UNESCO was officially founded in 1945 with the support of 37 countries. Similar to the International Committee on Intellectual Cooperation (ICIC), UNESCO was founded as a start to heal the damages of war. During World War II, the United Kingdom hosted the Conference of Allied Ministers of Education (CAME), which many European countries attended. As CAME expanded its activities, international interest in its undertakings began to spread, and the original CAME participant countries chose to increase membership to include observer countries. Delegates from these countries focused on reconstructing education post World War II. CAME produced a draft of the primary functions of UNESCO, emphasizing the importance of member countries acting as leaders in tackling the educational and cultural aspects of reconstruction issues. UNESCO’s mandate reflects the committee’s background in exploring a variety of political and social issues through a cultural and educational lens. As such, the primary function of UNESCO is to foster communication worldwide, among all cultures and peoples. Through this basic communication, UNESCO supports the goals of eliminating poverty, achieving a positive and universal international vision regarding human rights, and promoting mutual respect among states.
Topic A: Prevention of Violent Extremism Caused by Religious Intolerance
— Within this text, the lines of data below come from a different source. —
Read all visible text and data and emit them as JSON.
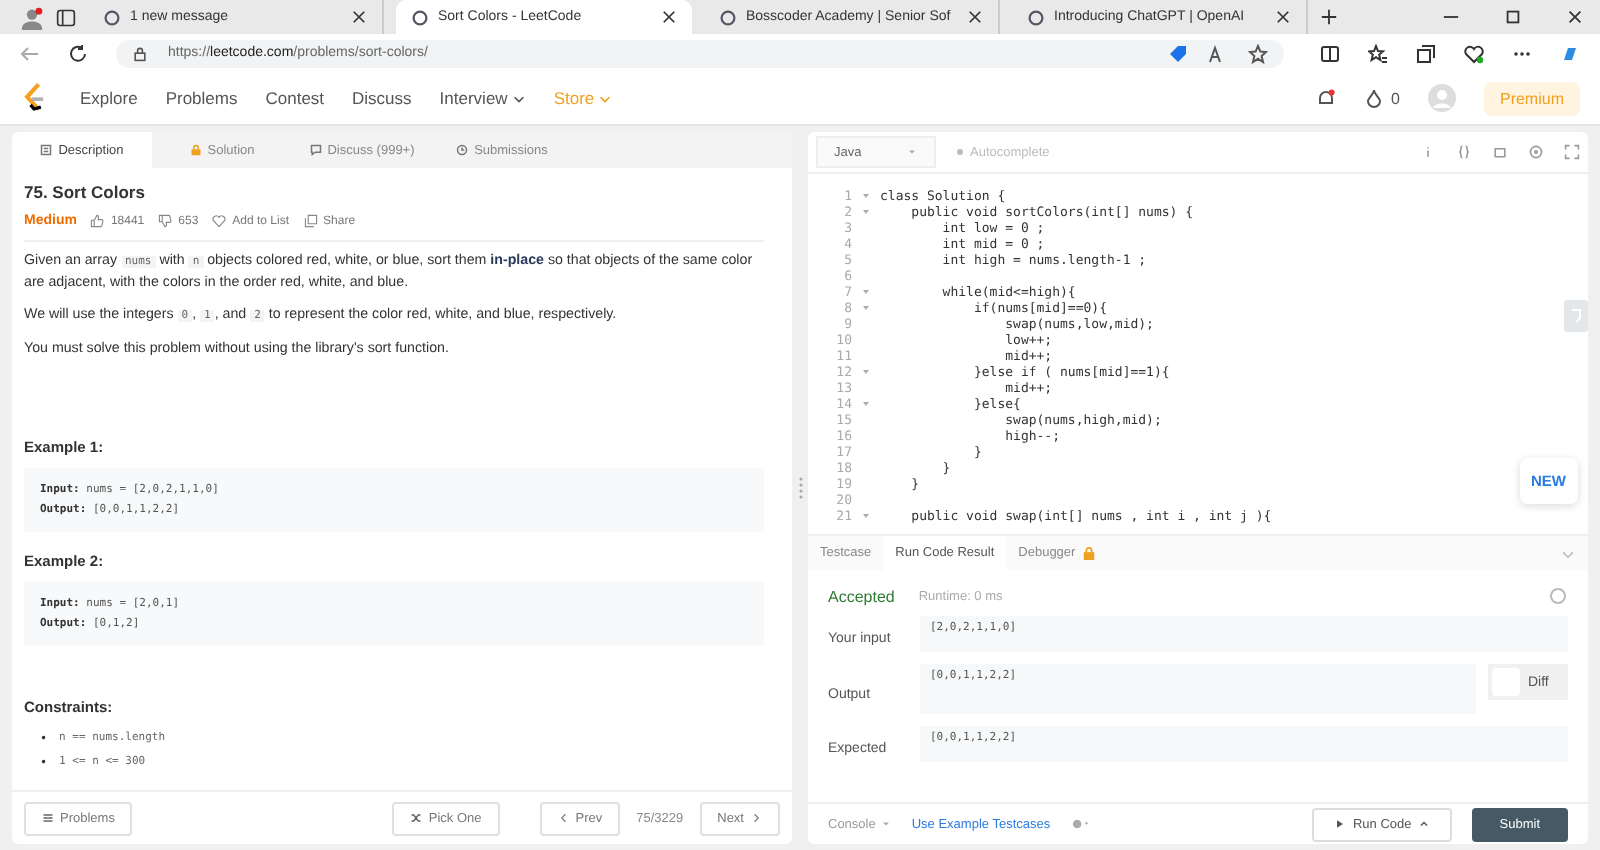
{
  "browser": {
    "tabs": [
      {
        "title": "1 new message",
        "selected": false
      },
      {
        "title": "Sort Colors - LeetCode",
        "selected": true
      },
      {
        "title": "Bosscoder Academy | Senior Sof",
        "selected": false
      },
      {
        "title": "Introducing ChatGPT | OpenAI",
        "selected": false
      }
    ],
    "url": {
      "scheme": "https://",
      "domain": "leetcode.com",
      "path": "/problems/sort-colors/"
    }
  },
  "site_nav": {
    "items": [
      {
        "label": "Explore",
        "dropdown": false,
        "accent": false
      },
      {
        "label": "Problems",
        "dropdown": false,
        "accent": false
      },
      {
        "label": "Contest",
        "dropdown": false,
        "accent": false
      },
      {
        "label": "Discuss",
        "dropdown": false,
        "accent": false
      },
      {
        "label": "Interview",
        "dropdown": true,
        "accent": false
      },
      {
        "label": "Store",
        "dropdown": true,
        "accent": true
      }
    ],
    "streak": "0",
    "premium": "Premium"
  },
  "problem": {
    "tabs": [
      {
        "label": "Description",
        "selected": true
      },
      {
        "label": "Solution",
        "selected": false
      },
      {
        "label": "Discuss (999+)",
        "selected": false
      },
      {
        "label": "Submissions",
        "selected": false
      }
    ],
    "title": "75. Sort Colors",
    "difficulty": "Medium",
    "likes": "18441",
    "dislikes": "653",
    "add_to_list": "Add to List",
    "share": "Share",
    "paragraphs": [
      [
        {
          "kind": "text",
          "text": "Given an array "
        },
        {
          "kind": "code",
          "text": "nums"
        },
        {
          "kind": "text",
          "text": " with "
        },
        {
          "kind": "code",
          "text": "n"
        },
        {
          "kind": "text",
          "text": " objects colored red, white, or blue, sort them "
        },
        {
          "kind": "bold",
          "text": "in-place"
        },
        {
          "kind": "text",
          "text": " so that objects of the same color are adjacent, with the colors in the order red, white, and blue."
        }
      ],
      [
        {
          "kind": "text",
          "text": "We will use the integers "
        },
        {
          "kind": "code",
          "text": "0"
        },
        {
          "kind": "text",
          "text": ", "
        },
        {
          "kind": "code",
          "text": "1"
        },
        {
          "kind": "text",
          "text": ", and "
        },
        {
          "kind": "code",
          "text": "2"
        },
        {
          "kind": "text",
          "text": " to represent the color red, white, and blue, respectively."
        }
      ],
      [
        {
          "kind": "text",
          "text": "You must solve this problem without using the library's sort function."
        }
      ]
    ],
    "examples": [
      {
        "title": "Example 1:",
        "input_label": "Input:",
        "input": "nums = [2,0,2,1,1,0]",
        "output_label": "Output:",
        "output": "[0,0,1,1,2,2]"
      },
      {
        "title": "Example 2:",
        "input_label": "Input:",
        "input": "nums = [2,0,1]",
        "output_label": "Output:",
        "output": "[0,1,2]"
      }
    ],
    "constraints_title": "Constraints:",
    "constraints": [
      {
        "bullet": "•",
        "text": "n == nums.length"
      },
      {
        "bullet": "•",
        "text": "1 <= n <= 300"
      }
    ],
    "footer": {
      "problems": "Problems",
      "pick_one": "Pick One",
      "prev": "Prev",
      "counter": "75/3229",
      "next": "Next"
    }
  },
  "editor": {
    "language": "Java",
    "autocomplete": "Autocomplete",
    "new_badge": "NEW",
    "lines": [
      {
        "num": "1",
        "fold": true,
        "text": "class Solution {"
      },
      {
        "num": "2",
        "fold": true,
        "text": "    public void sortColors(int[] nums) {"
      },
      {
        "num": "3",
        "fold": false,
        "text": "        int low = 0 ;"
      },
      {
        "num": "4",
        "fold": false,
        "text": "        int mid = 0 ;"
      },
      {
        "num": "5",
        "fold": false,
        "text": "        int high = nums.length-1 ;"
      },
      {
        "num": "6",
        "fold": false
      },
      {
        "num": "7",
        "fold": true,
        "text": "        while(mid<=high){"
      },
      {
        "num": "8",
        "fold": true,
        "text": "            if(nums[mid]==0){"
      },
      {
        "num": "9",
        "fold": false,
        "text": "                swap(nums,low,mid);"
      },
      {
        "num": "10",
        "fold": false,
        "text": "                low++;"
      },
      {
        "num": "11",
        "fold": false,
        "text": "                mid++;"
      },
      {
        "num": "12",
        "fold": true,
        "text": "            }else if ( nums[mid]==1){"
      },
      {
        "num": "13",
        "fold": false,
        "text": "                mid++;"
      },
      {
        "num": "14",
        "fold": true,
        "text": "            }else{"
      },
      {
        "num": "15",
        "fold": false,
        "text": "                swap(nums,high,mid);"
      },
      {
        "num": "16",
        "fold": false,
        "text": "                high--;"
      },
      {
        "num": "17",
        "fold": false,
        "text": "            }"
      },
      {
        "num": "18",
        "fold": false,
        "text": "        }"
      },
      {
        "num": "19",
        "fold": false,
        "text": "    }"
      },
      {
        "num": "20",
        "fold": false
      },
      {
        "num": "21",
        "fold": true,
        "text": "    public void swap(int[] nums , int i , int j ){"
      }
    ]
  },
  "result": {
    "tabs": [
      {
        "label": "Testcase",
        "selected": false,
        "locked": false
      },
      {
        "label": "Run Code Result",
        "selected": true,
        "locked": false
      },
      {
        "label": "Debugger",
        "selected": false,
        "locked": true
      }
    ],
    "status": "Accepted",
    "runtime": "Runtime: 0 ms",
    "rows": [
      {
        "label": "Your input",
        "value": "[2,0,2,1,1,0]",
        "diff": false
      },
      {
        "label": "Output",
        "value": "[0,0,1,1,2,2]",
        "diff": true
      },
      {
        "label": "Expected",
        "value": "[0,0,1,1,2,2]",
        "diff": false
      }
    ],
    "diff_label": "Diff",
    "diff_on": false,
    "footer": {
      "console": "Console",
      "example_testcases": "Use Example Testcases",
      "run_code": "Run Code",
      "submit": "Submit"
    }
  }
}
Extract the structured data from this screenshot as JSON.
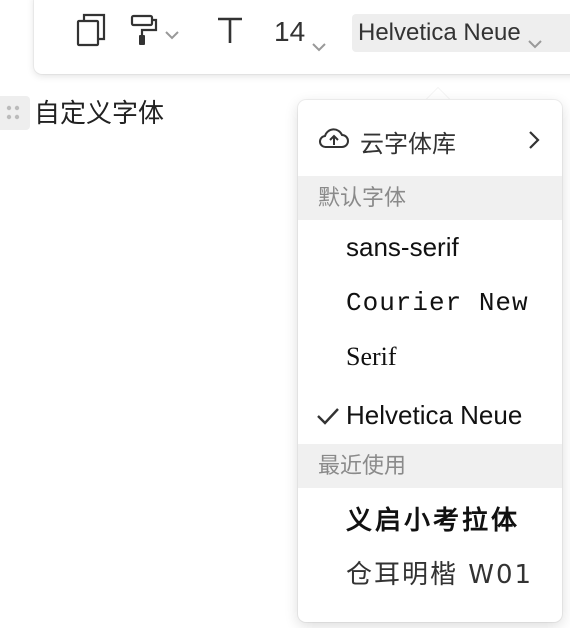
{
  "toolbar": {
    "icons": [
      "copy-icon",
      "format-painter-icon",
      "chevron-down-icon",
      "text-icon",
      "chevron-down-icon"
    ],
    "font_size": "14",
    "font_family": "Helvetica Neue"
  },
  "document": {
    "text": "自定义字体"
  },
  "dropdown": {
    "cloud_label": "云字体库",
    "section_default": "默认字体",
    "default_fonts": [
      "sans-serif",
      "Courier New",
      "Serif",
      "Helvetica Neue"
    ],
    "selected_font": "Helvetica Neue",
    "section_recent": "最近使用",
    "recent_fonts": [
      "义启小考拉体",
      "仓耳明楷 W01"
    ]
  }
}
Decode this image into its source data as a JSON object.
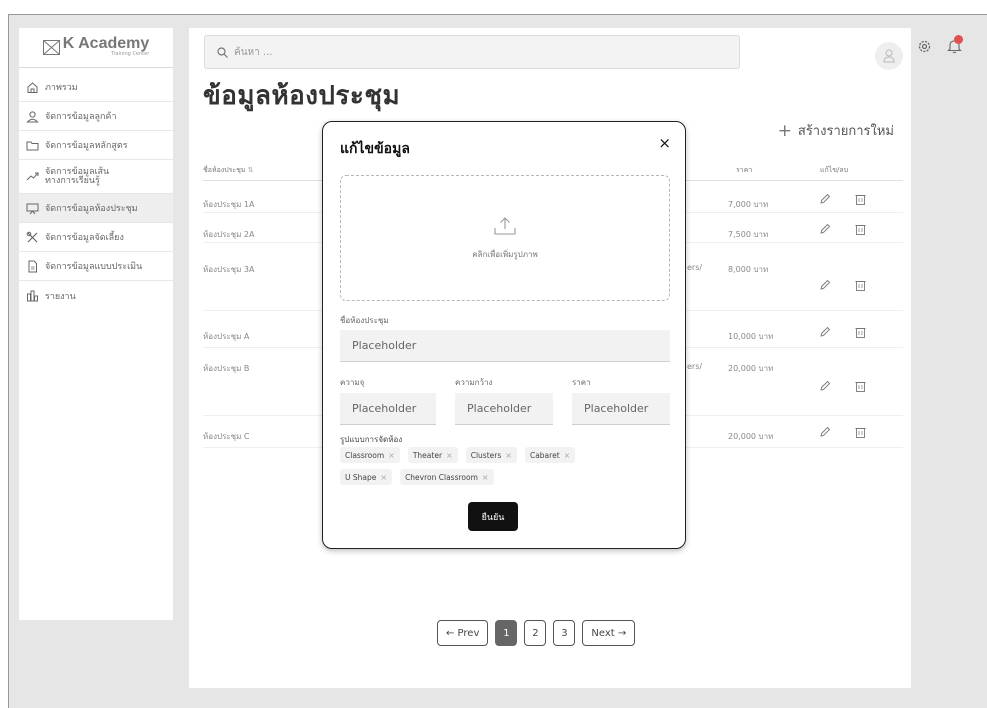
{
  "brand": {
    "name": "K Academy",
    "subtitle": "Training Center"
  },
  "sidebar": {
    "items": [
      {
        "label": "ภาพรวม",
        "icon": "home-icon"
      },
      {
        "label": "จัดการข้อมูลลูกค้า",
        "icon": "user-icon"
      },
      {
        "label": "จัดการข้อมูลหลักสูตร",
        "icon": "folder-icon"
      },
      {
        "label": "จัดการข้อมูลเส้นทางการเรียนรู้",
        "icon": "trend-icon"
      },
      {
        "label": "จัดการข้อมูลห้องประชุม",
        "icon": "screen-icon"
      },
      {
        "label": "จัดการข้อมูลจัดเลี้ยง",
        "icon": "utensils-icon"
      },
      {
        "label": "จัดการข้อมูลแบบประเมิน",
        "icon": "document-icon"
      },
      {
        "label": "รายงาน",
        "icon": "chart-icon"
      }
    ]
  },
  "header": {
    "search_placeholder": "ค้นหา ...",
    "notification_color": "#e05050"
  },
  "page": {
    "title": "ข้อมูลห้องประชุม",
    "create_label": "สร้างรายการใหม่"
  },
  "table": {
    "columns": {
      "name": "ชื่อห้องประชุม",
      "price": "ราคา",
      "actions": "แก้ไข/ลบ"
    },
    "rows": [
      {
        "name": "ห้องประชุม 1A",
        "extra": "",
        "price": "7,000 บาท"
      },
      {
        "name": "ห้องประชุม 2A",
        "extra": "",
        "price": "7,500 บาท"
      },
      {
        "name": "ห้องประชุม 3A",
        "extra": "ers/",
        "price": "8,000 บาท"
      },
      {
        "name": "ห้องประชุม A",
        "extra": "",
        "price": "10,000 บาท"
      },
      {
        "name": "ห้องประชุม B",
        "extra": "ers/",
        "price": "20,000 บาท"
      },
      {
        "name": "ห้องประชุม C",
        "extra": "",
        "price": "20,000 บาท"
      }
    ]
  },
  "pagination": {
    "prev": "← Prev",
    "pages": [
      "1",
      "2",
      "3"
    ],
    "current": "1",
    "next": "Next →"
  },
  "modal": {
    "title": "แก้ไขข้อมูล",
    "close": "×",
    "upload_label": "คลิกเพื่อเพิ่มรูปภาพ",
    "room_name_label": "ชื่อห้องประชุม",
    "room_name_placeholder": "Placeholder",
    "capacity_label": "ความจุ",
    "capacity_placeholder": "Placeholder",
    "width_label": "ความกว้าง",
    "width_placeholder": "Placeholder",
    "price_label": "ราคา",
    "price_placeholder": "Placeholder",
    "layout_label": "รูปแบบการจัดห้อง",
    "layouts_row1": [
      "Classroom",
      "Theater",
      "Clusters",
      "Cabaret"
    ],
    "layouts_row2": [
      "U Shape",
      "Chevron Classroom"
    ],
    "confirm_label": "ยืนยัน"
  }
}
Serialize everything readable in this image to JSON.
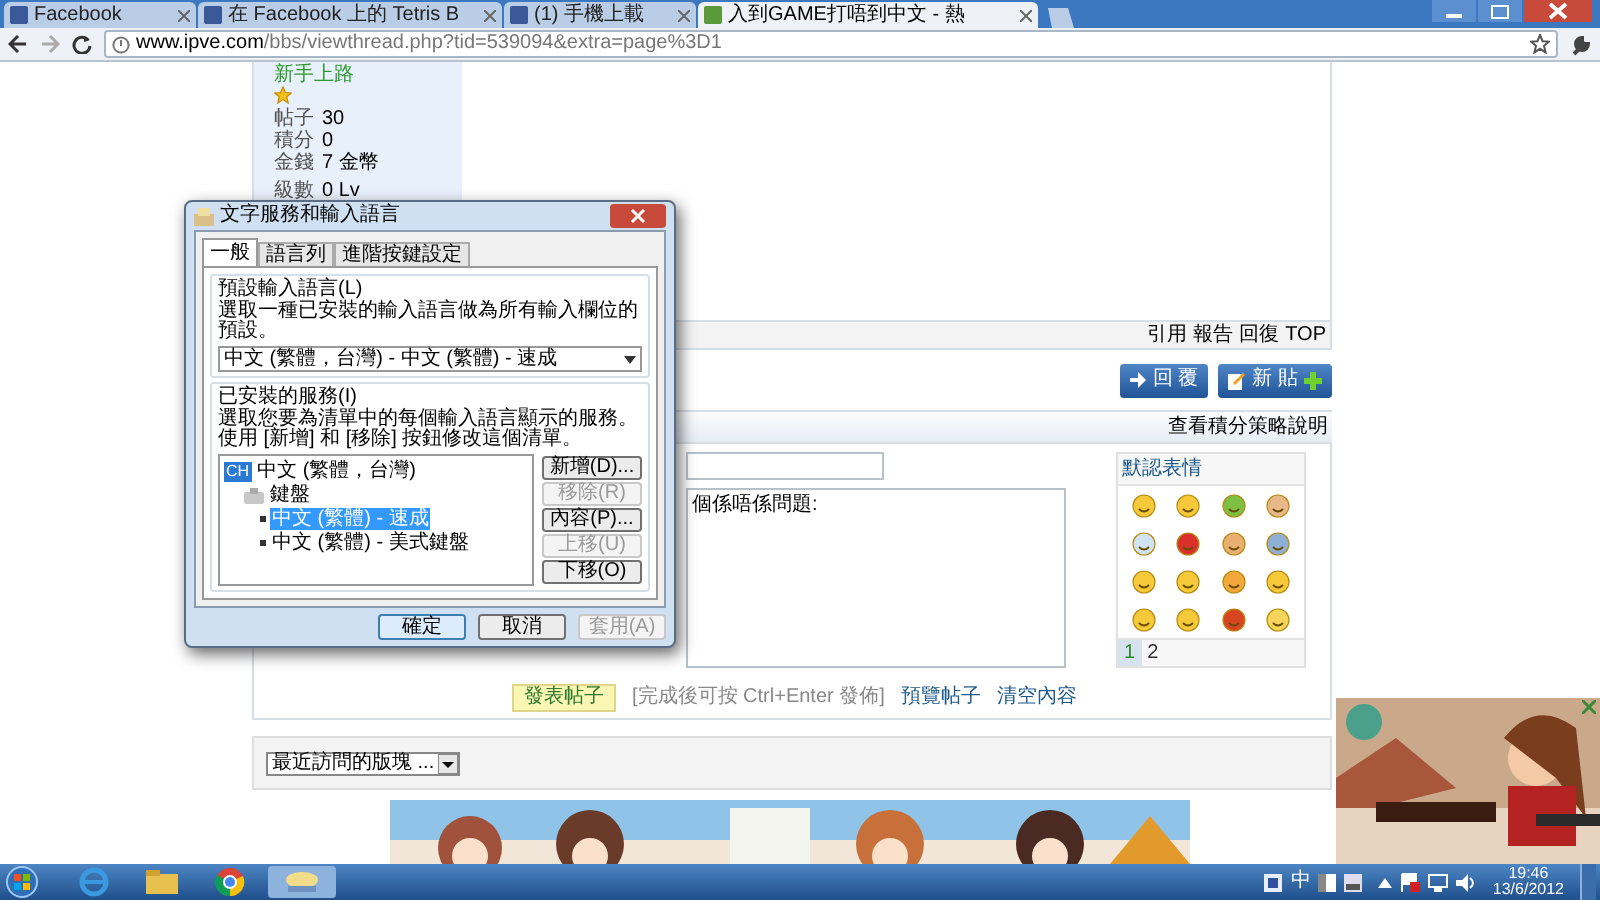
{
  "browser": {
    "tabs": [
      {
        "title": "Facebook",
        "selected": false
      },
      {
        "title": "在 Facebook 上的 Tetris B",
        "selected": false
      },
      {
        "title": "(1) 手機上載",
        "selected": false
      },
      {
        "title": "入到GAME打唔到中文 - 熱",
        "selected": true
      }
    ],
    "url_host": "www.ipve.com",
    "url_path": "/bbs/viewthread.php?tid=539094&extra=page%3D1"
  },
  "post": {
    "user_rank": "新手上路",
    "stats": [
      {
        "label": "帖子",
        "value": "30"
      },
      {
        "label": "積分",
        "value": "0"
      },
      {
        "label": "金錢",
        "value": "7 金幣"
      },
      {
        "label": "級數",
        "value": "0 Lv"
      }
    ],
    "actions": [
      "引用",
      "報告",
      "回復",
      "TOP"
    ]
  },
  "thread_buttons": [
    {
      "label": "回 覆",
      "kind": "reply"
    },
    {
      "label": "新 貼",
      "kind": "new"
    }
  ],
  "reply_form": {
    "header_link": "查看積分策略說明",
    "message": "個係唔係問題:",
    "emoticons": {
      "title": "默認表情",
      "pages": [
        {
          "label": "1",
          "selected": true
        },
        {
          "label": "2",
          "selected": false
        }
      ]
    },
    "submit": "發表帖子",
    "hint": "[完成後可按 Ctrl+Enter 發佈]",
    "links": [
      "預覽帖子",
      "清空內容"
    ]
  },
  "forum_jump": {
    "value": "最近訪問的版塊 ..."
  },
  "dialog": {
    "title": "文字服務和輸入語言",
    "tabs": [
      {
        "label": "一般",
        "selected": true
      },
      {
        "label": "語言列",
        "selected": false
      },
      {
        "label": "進階按鍵設定",
        "selected": false
      }
    ],
    "default_group": {
      "legend": "預設輸入語言(L)",
      "description": "選取一種已安裝的輸入語言做為所有輸入欄位的預設。",
      "dropdown": "中文 (繁體，台灣) - 中文 (繁體) - 速成"
    },
    "services_group": {
      "legend": "已安裝的服務(I)",
      "description": "選取您要為清單中的每個輸入語言顯示的服務。使用 [新增] 和 [移除] 按鈕修改這個清單。",
      "tree": [
        {
          "badge": "CH",
          "label": "中文 (繁體，台灣)",
          "children": [
            {
              "label": "鍵盤",
              "children": [
                {
                  "label": "中文 (繁體) - 速成",
                  "selected": true
                },
                {
                  "label": "中文 (繁體) - 美式鍵盤",
                  "selected": false
                }
              ]
            }
          ]
        }
      ],
      "buttons": [
        {
          "label": "新增(D)...",
          "disabled": false
        },
        {
          "label": "移除(R)",
          "disabled": true
        },
        {
          "label": "內容(P)...",
          "disabled": false
        },
        {
          "label": "上移(U)",
          "disabled": true
        },
        {
          "label": "下移(O)",
          "disabled": false
        }
      ]
    },
    "footer_buttons": [
      {
        "label": "確定",
        "disabled": false,
        "default": true
      },
      {
        "label": "取消",
        "disabled": false,
        "default": false
      },
      {
        "label": "套用(A)",
        "disabled": true,
        "default": false
      }
    ]
  },
  "taskbar": {
    "ime": "中",
    "time": "19:46",
    "date": "13/6/2012"
  }
}
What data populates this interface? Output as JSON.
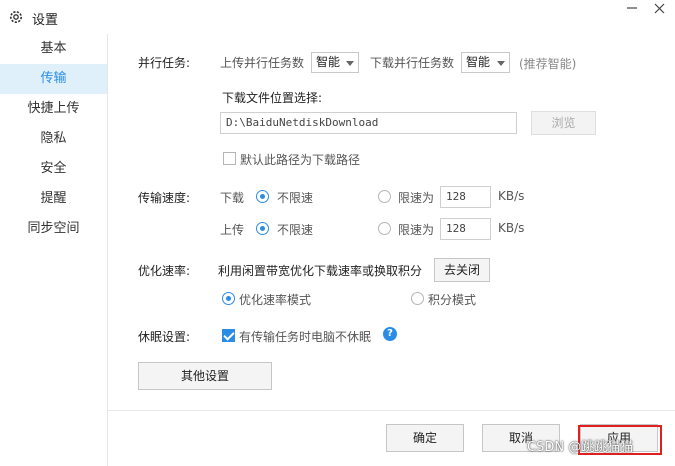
{
  "window": {
    "title": "设置"
  },
  "sidebar": {
    "items": [
      {
        "label": "基本"
      },
      {
        "label": "传输"
      },
      {
        "label": "快捷上传"
      },
      {
        "label": "隐私"
      },
      {
        "label": "安全"
      },
      {
        "label": "提醒"
      },
      {
        "label": "同步空间"
      }
    ],
    "active_index": 1
  },
  "parallel": {
    "label": "并行任务:",
    "upload_label": "上传并行任务数",
    "upload_value": "智能",
    "download_label": "下载并行任务数",
    "download_value": "智能",
    "hint": "(推荐智能)"
  },
  "download_location": {
    "label": "下载文件位置选择:",
    "path": "D:\\BaiduNetdiskDownload",
    "browse_label": "浏览",
    "default_checkbox_label": "默认此路径为下载路径",
    "default_checked": false
  },
  "speed": {
    "label": "传输速度:",
    "download": {
      "label": "下载",
      "unlimited_label": "不限速",
      "limit_label": "限速为",
      "limit_value": "128",
      "unit": "KB/s",
      "unlimited_selected": true
    },
    "upload": {
      "label": "上传",
      "unlimited_label": "不限速",
      "limit_label": "限速为",
      "limit_value": "128",
      "unit": "KB/s",
      "unlimited_selected": true
    }
  },
  "optimize": {
    "label": "优化速率:",
    "description": "利用闲置带宽优化下载速率或换取积分",
    "toggle_button": "去关闭",
    "mode_speed": "优化速率模式",
    "mode_points": "积分模式",
    "selected": "优化速率模式"
  },
  "sleep": {
    "label": "休眠设置:",
    "checkbox_label": "有传输任务时电脑不休眠",
    "checked": true
  },
  "other_settings_button": "其他设置",
  "footer": {
    "ok": "确定",
    "cancel": "取消",
    "apply": "应用"
  },
  "watermark": "CSDN @跳跳猫猫",
  "colors": {
    "accent": "#2a8ce5",
    "active_sidebar_bg": "#dff0fb",
    "highlight_box": "#e02020"
  }
}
Curbing violent extremism has long been a part of the global counter-terrorism strategy, as religious violence is something the world has experienced for centuries. While violent extremism can be caused by intolerance, hatred, and fear, it can be solved by improving education, safeguarding cultural heritage, and promoting intercultural dialogue. However, achieving those goals requires collaboration between diverse groups: government, civil society, community leaders, and more. To this end, UNESCO is co-chairing the Counter-Terrorism Implementation Task Force (CTITF) Working Group on Prevention of Violent Extremism, which discusses various actions that the international community can take to fight violent extremism. This topic will focus not only on the reasons behind violent extremism and its causes, but it will also aim to promote peaceful and inclusive societies by establishing harmony between diverse cultures and religions.
Topic B: Preservation and Safeguarding of Indigenous Intangible Cultural Heritage
The preservation of indigenous intangible cultural heritage has been a primary focus of UNESCO since the introduction of the concept of intangible cultural heritage in 2003. Intangible heritage includes traditions such as dances, music, and rituals that are a unique part of the culture of many indigenous communities. One example is the Koogere oral tradition of the Basongora, Banyabindi, and Batooro peoples in Uganda. The Koogere oral tradition is an oral storytelling tradition that teaches and facilitates intergenerational information transfer of native histories and environmental knowledge. However, due to the introduction of new technologies in these communities, the practice of this tradition is rapidly declining. Delegates will need to consider how the world identifies and documents intangible cultural heritage, effective and ethical methods of preservation, and proactive educational intervention. Indigenous communities and cultures exist worldwide, but with increased globalization, governments must balance the creation of cohesive societies while embracing diversity in cultures, customs, and traditions.